● **TASK DESCRIPTION**:
Work out how many lines of the records hold the string "Listesi", and reply with that number alone.

BEGIN

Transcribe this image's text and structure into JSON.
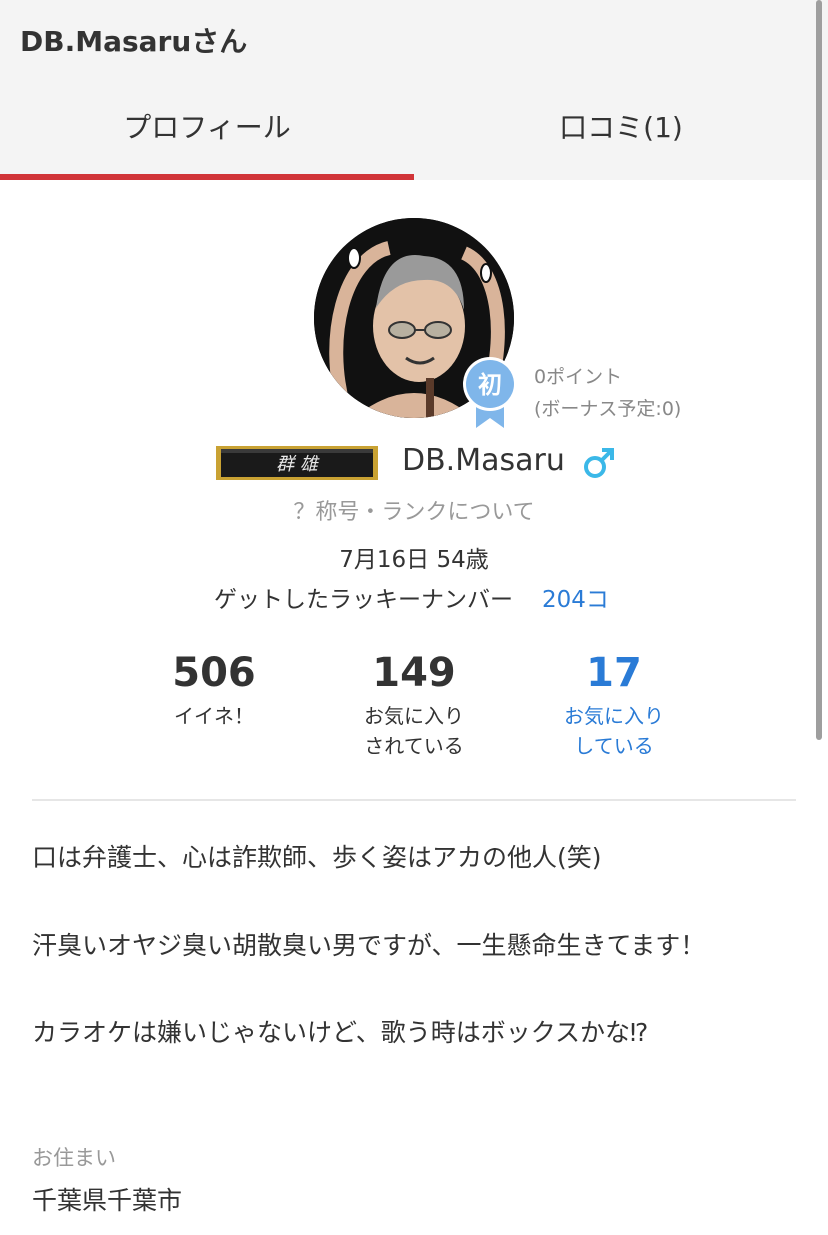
{
  "header": {
    "title": "DB.Masaruさん",
    "tabs": [
      {
        "label": "プロフィール",
        "active": true
      },
      {
        "label": "口コミ(1)",
        "active": false
      }
    ]
  },
  "profile": {
    "badge_text": "初",
    "points": "0ポイント",
    "bonus": "(ボーナス予定:0)",
    "rank_title": "群 雄",
    "username": "DB.Masaru",
    "gender_symbol": "♂",
    "rank_info_link": "？称号・ランクについて",
    "birth_age": "7月16日 54歳",
    "lucky_label": "ゲットしたラッキーナンバー",
    "lucky_count": "204コ"
  },
  "stats": [
    {
      "value": "506",
      "label": "イイネ！"
    },
    {
      "value": "149",
      "label": "お気に入り\nされている"
    },
    {
      "value": "17",
      "label": "お気に入り\nしている"
    }
  ],
  "intro": [
    "口は弁護士、心は詐欺師、歩く姿はアカの他人(笑)",
    "汗臭いオヤジ臭い胡散臭い男ですが、一生懸命生きてます！",
    "カラオケは嫌いじゃないけど、歌う時はボックスかな⁉"
  ],
  "residence": {
    "label": "お住まい",
    "value": "千葉県千葉市"
  },
  "colors": {
    "accent_red": "#d13438",
    "link_blue": "#2a7bd6",
    "badge_blue": "#7fb6ea",
    "gender_blue": "#3bb8e8"
  }
}
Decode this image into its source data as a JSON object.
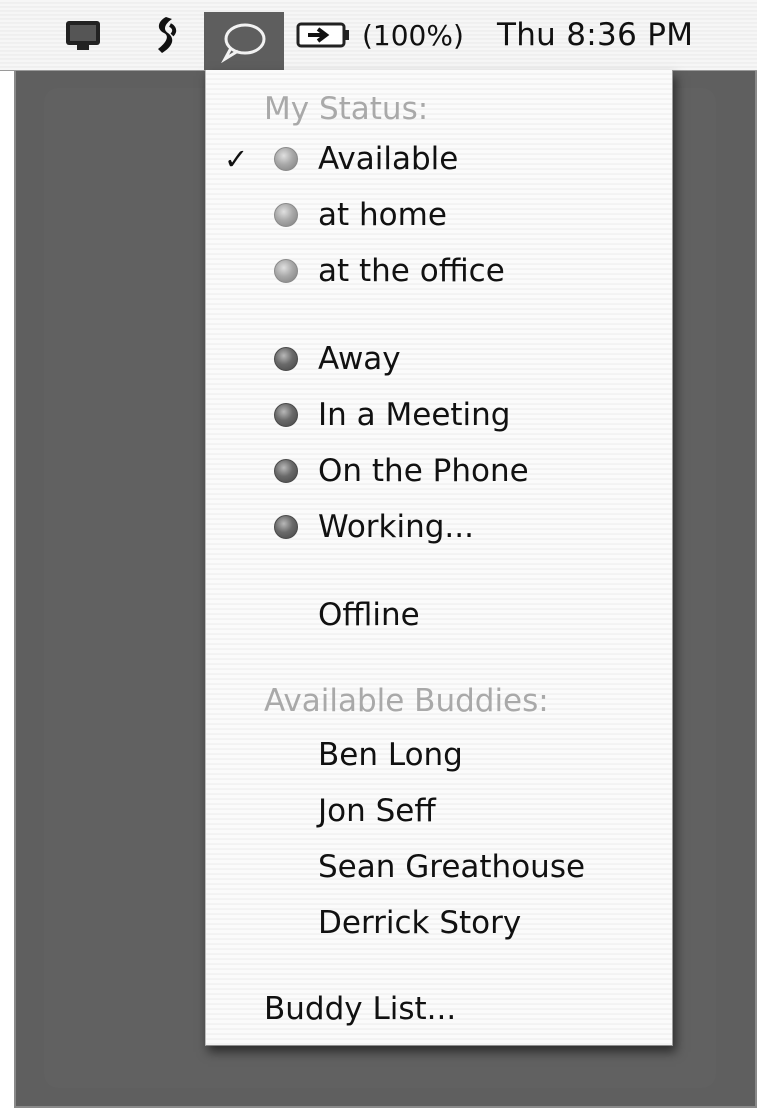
{
  "menubar": {
    "display_icon": "display-icon",
    "script_icon": "script-icon",
    "ichat_icon": "ichat-speech-bubble-icon",
    "battery_icon": "battery-plug-icon",
    "battery_text": "(100%)",
    "clock": "Thu 8:36 PM"
  },
  "menu": {
    "my_status_header": "My Status:",
    "status_items": [
      {
        "label": "Available",
        "checked": true,
        "dot": "available"
      },
      {
        "label": "at home",
        "checked": false,
        "dot": "available"
      },
      {
        "label": "at the office",
        "checked": false,
        "dot": "available"
      },
      {
        "label": "Away",
        "checked": false,
        "dot": "away"
      },
      {
        "label": "In a Meeting",
        "checked": false,
        "dot": "away"
      },
      {
        "label": "On the Phone",
        "checked": false,
        "dot": "away"
      },
      {
        "label": "Working...",
        "checked": false,
        "dot": "away"
      },
      {
        "label": "Offline",
        "checked": false,
        "dot": "none"
      }
    ],
    "checkmark": "✓",
    "buddies_header": "Available Buddies:",
    "buddies": [
      "Ben Long",
      "Jon Seff",
      "Sean Greathouse",
      "Derrick Story"
    ],
    "buddy_list_item": "Buddy List..."
  }
}
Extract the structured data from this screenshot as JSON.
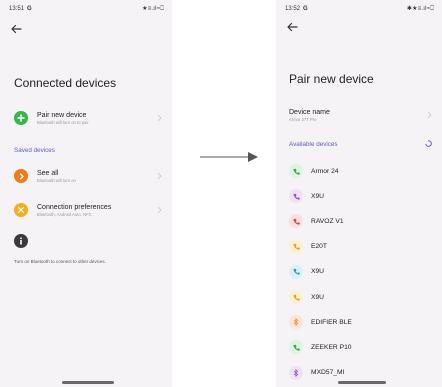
{
  "left": {
    "status": {
      "time": "13:51",
      "carrier_glyph": "G",
      "icons": "★≡.ıl≈⎕"
    },
    "title": "Connected devices",
    "pair_item": {
      "label": "Pair new device",
      "sub": "Bluetooth will turn on to pair",
      "color": "#35b54a"
    },
    "section_label": "Saved devices",
    "see_all": {
      "label": "See all",
      "sub": "Bluetooth will turn on",
      "color": "#f07a1c"
    },
    "connection_prefs": {
      "label": "Connection preferences",
      "sub": "Bluetooth, Android Auto, NFC",
      "color": "#f2b01e"
    },
    "footer": "Turn on Bluetooth to connect to other devices."
  },
  "right": {
    "status": {
      "time": "13:52",
      "carrier_glyph": "G",
      "icons": "✱★≡.ıl≈⎕"
    },
    "title": "Pair new device",
    "device_name": {
      "label": "Device name",
      "value": "Armor 27T Pro"
    },
    "section_label": "Available devices",
    "devices": [
      {
        "name": "Armor 24",
        "icon": "phone-icon",
        "color": "#2fa84f",
        "bg": "#dff2e3"
      },
      {
        "name": "X9U",
        "icon": "phone-icon",
        "color": "#9b4fd0",
        "bg": "#efe2f7"
      },
      {
        "name": "RAVOZ V1",
        "icon": "phone-icon",
        "color": "#d94848",
        "bg": "#f9e0e0"
      },
      {
        "name": "E20T",
        "icon": "phone-icon",
        "color": "#e6a21a",
        "bg": "#fbefd4"
      },
      {
        "name": "X9U",
        "icon": "phone-icon",
        "color": "#2aa0b8",
        "bg": "#dcf0f4"
      },
      {
        "name": "X9U",
        "icon": "phone-icon",
        "color": "#e6a21a",
        "bg": "#fbefd4"
      },
      {
        "name": "EDIFIER BLE",
        "icon": "bluetooth-icon",
        "color": "#e88a3a",
        "bg": "#fbe6d5"
      },
      {
        "name": "ZEEKER P10",
        "icon": "phone-icon",
        "color": "#2fa84f",
        "bg": "#dff2e3"
      },
      {
        "name": "MXD57_MI",
        "icon": "bluetooth-icon",
        "color": "#9b4fd0",
        "bg": "#efe2f7"
      }
    ]
  },
  "colors": {
    "accent": "#5c5bd2",
    "background": "#f5f3f6",
    "arrow": "#555555"
  }
}
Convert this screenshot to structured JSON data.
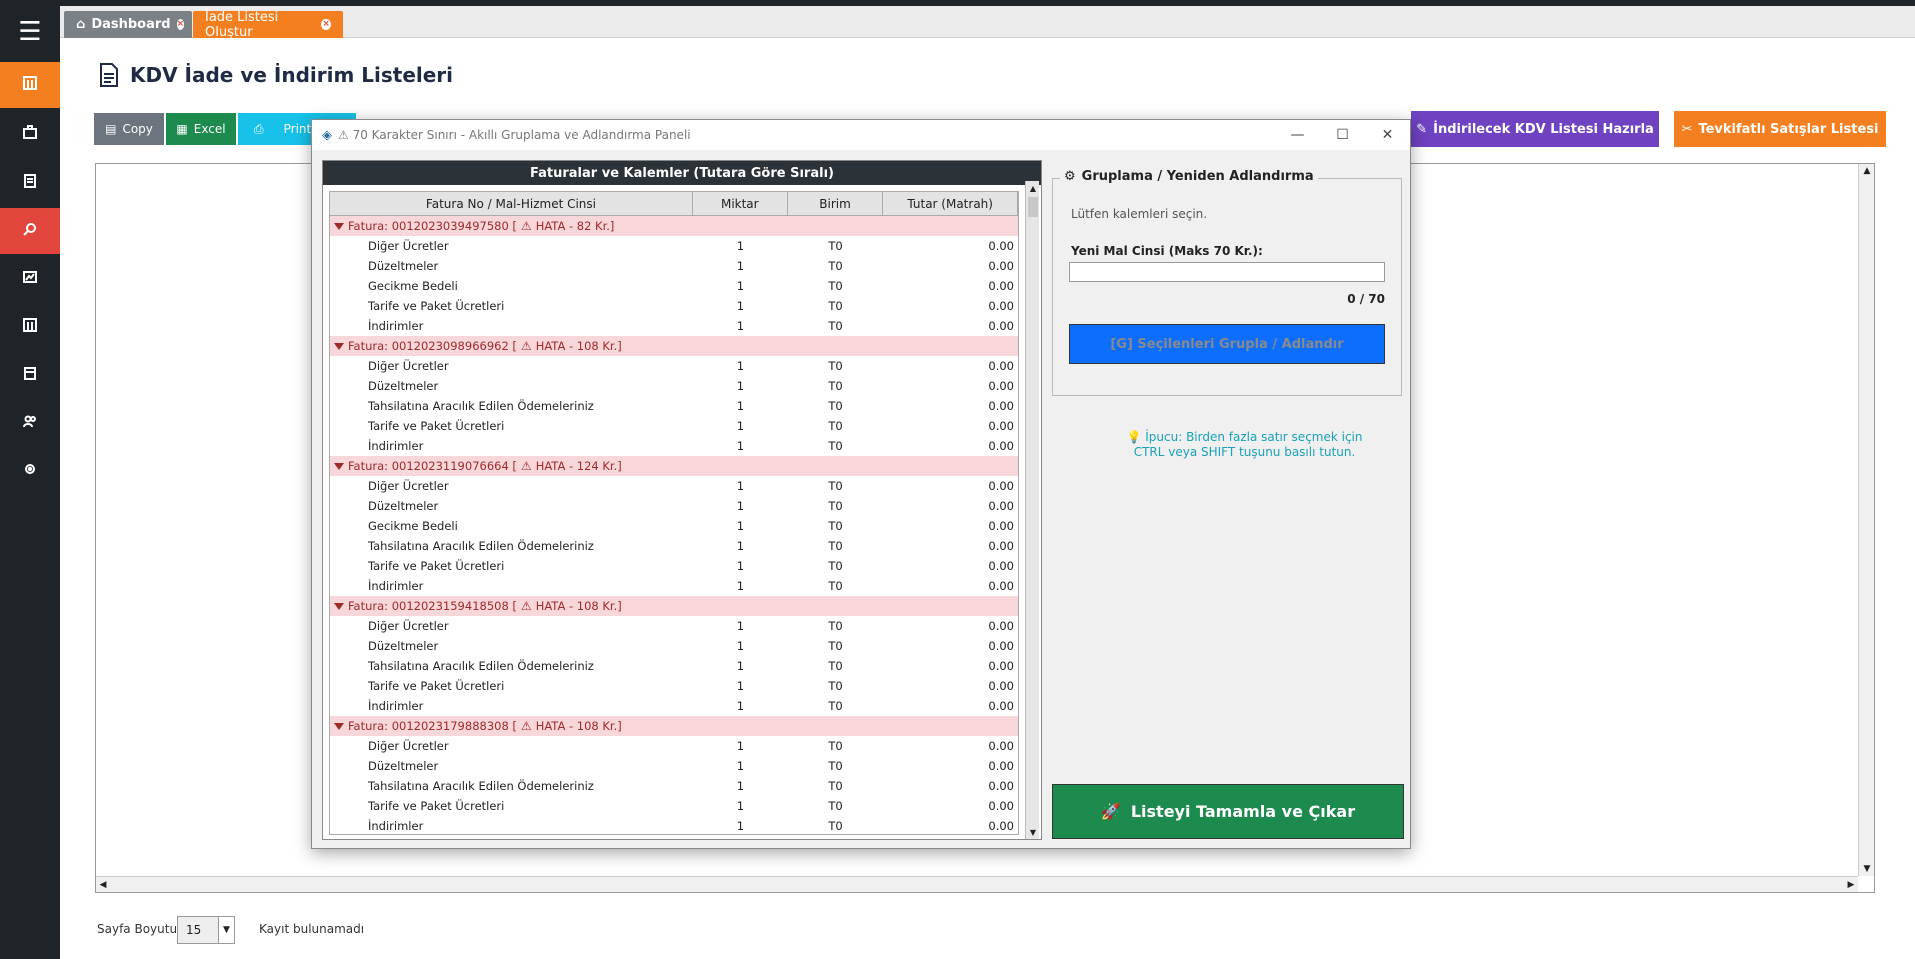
{
  "tabs": [
    {
      "label": "Dashboard"
    },
    {
      "label": "İade Listesi Oluştur"
    }
  ],
  "page_title": "KDV İade ve İndirim Listeleri",
  "buttons": {
    "copy": "Copy",
    "excel": "Excel",
    "print": "Print",
    "kdv": "İndirilecek KDV Listesi Hazırla",
    "tevkifat": "Tevkifatlı Satışlar Listesi"
  },
  "pager": {
    "label": "Sayfa Boyutu:",
    "size": "15",
    "no_records": "Kayıt bulunamadı"
  },
  "modal": {
    "title": "⚠ 70 Karakter Sınırı - Akıllı Gruplama ve Adlandırma Paneli",
    "left_header": "Faturalar ve Kalemler (Tutara Göre Sıralı)",
    "columns": [
      "Fatura No / Mal-Hizmet Cinsi",
      "Miktar",
      "Birim",
      "Tutar (Matrah)"
    ],
    "groups": [
      {
        "label": "Fatura: 0012023039497580 [",
        "error": "HATA - 82 Kr.]",
        "items": [
          {
            "name": "Diğer Ücretler",
            "qty": "1",
            "unit": "T0",
            "amount": "0.00"
          },
          {
            "name": "Düzeltmeler",
            "qty": "1",
            "unit": "T0",
            "amount": "0.00"
          },
          {
            "name": "Gecikme Bedeli",
            "qty": "1",
            "unit": "T0",
            "amount": "0.00"
          },
          {
            "name": "Tarife ve Paket Ücretleri",
            "qty": "1",
            "unit": "T0",
            "amount": "0.00"
          },
          {
            "name": "İndirimler",
            "qty": "1",
            "unit": "T0",
            "amount": "0.00"
          }
        ]
      },
      {
        "label": "Fatura: 0012023098966962 [",
        "error": "HATA - 108 Kr.]",
        "items": [
          {
            "name": "Diğer Ücretler",
            "qty": "1",
            "unit": "T0",
            "amount": "0.00"
          },
          {
            "name": "Düzeltmeler",
            "qty": "1",
            "unit": "T0",
            "amount": "0.00"
          },
          {
            "name": "Tahsilatına Aracılık Edilen Ödemeleriniz",
            "qty": "1",
            "unit": "T0",
            "amount": "0.00"
          },
          {
            "name": "Tarife ve Paket Ücretleri",
            "qty": "1",
            "unit": "T0",
            "amount": "0.00"
          },
          {
            "name": "İndirimler",
            "qty": "1",
            "unit": "T0",
            "amount": "0.00"
          }
        ]
      },
      {
        "label": "Fatura: 0012023119076664 [",
        "error": "HATA - 124 Kr.]",
        "items": [
          {
            "name": "Diğer Ücretler",
            "qty": "1",
            "unit": "T0",
            "amount": "0.00"
          },
          {
            "name": "Düzeltmeler",
            "qty": "1",
            "unit": "T0",
            "amount": "0.00"
          },
          {
            "name": "Gecikme Bedeli",
            "qty": "1",
            "unit": "T0",
            "amount": "0.00"
          },
          {
            "name": "Tahsilatına Aracılık Edilen Ödemeleriniz",
            "qty": "1",
            "unit": "T0",
            "amount": "0.00"
          },
          {
            "name": "Tarife ve Paket Ücretleri",
            "qty": "1",
            "unit": "T0",
            "amount": "0.00"
          },
          {
            "name": "İndirimler",
            "qty": "1",
            "unit": "T0",
            "amount": "0.00"
          }
        ]
      },
      {
        "label": "Fatura: 0012023159418508 [",
        "error": "HATA - 108 Kr.]",
        "items": [
          {
            "name": "Diğer Ücretler",
            "qty": "1",
            "unit": "T0",
            "amount": "0.00"
          },
          {
            "name": "Düzeltmeler",
            "qty": "1",
            "unit": "T0",
            "amount": "0.00"
          },
          {
            "name": "Tahsilatına Aracılık Edilen Ödemeleriniz",
            "qty": "1",
            "unit": "T0",
            "amount": "0.00"
          },
          {
            "name": "Tarife ve Paket Ücretleri",
            "qty": "1",
            "unit": "T0",
            "amount": "0.00"
          },
          {
            "name": "İndirimler",
            "qty": "1",
            "unit": "T0",
            "amount": "0.00"
          }
        ]
      },
      {
        "label": "Fatura: 0012023179888308 [",
        "error": "HATA - 108 Kr.]",
        "items": [
          {
            "name": "Diğer Ücretler",
            "qty": "1",
            "unit": "T0",
            "amount": "0.00"
          },
          {
            "name": "Düzeltmeler",
            "qty": "1",
            "unit": "T0",
            "amount": "0.00"
          },
          {
            "name": "Tahsilatına Aracılık Edilen Ödemeleriniz",
            "qty": "1",
            "unit": "T0",
            "amount": "0.00"
          },
          {
            "name": "Tarife ve Paket Ücretleri",
            "qty": "1",
            "unit": "T0",
            "amount": "0.00"
          },
          {
            "name": "İndirimler",
            "qty": "1",
            "unit": "T0",
            "amount": "0.00"
          }
        ]
      }
    ],
    "right": {
      "legend": "Gruplama / Yeniden Adlandırma",
      "hint": "Lütfen kalemleri seçin.",
      "label": "Yeni Mal Cinsi (Maks 70 Kr.):",
      "input_value": "",
      "counter": "0 / 70",
      "group_button": "[G] Seçilenleri Grupla / Adlandır",
      "tip_line1": "💡 İpucu: Birden fazla satır seçmek için",
      "tip_line2": "CTRL veya SHIFT tuşunu basılı tutun.",
      "finish_button": "Listeyi Tamamla ve Çıkar"
    }
  },
  "colors": {
    "sidebar_bg": "#1f2428",
    "accent_orange": "#f47f20",
    "accent_red": "#e2453c",
    "purple": "#6f42c1",
    "green": "#1d8a4e",
    "blue": "#0d6efd"
  }
}
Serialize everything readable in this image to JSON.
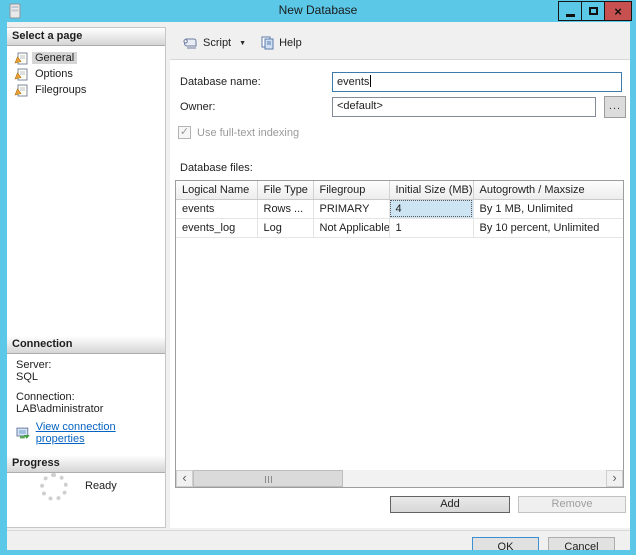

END

● **YOUR SOLUTION**:
3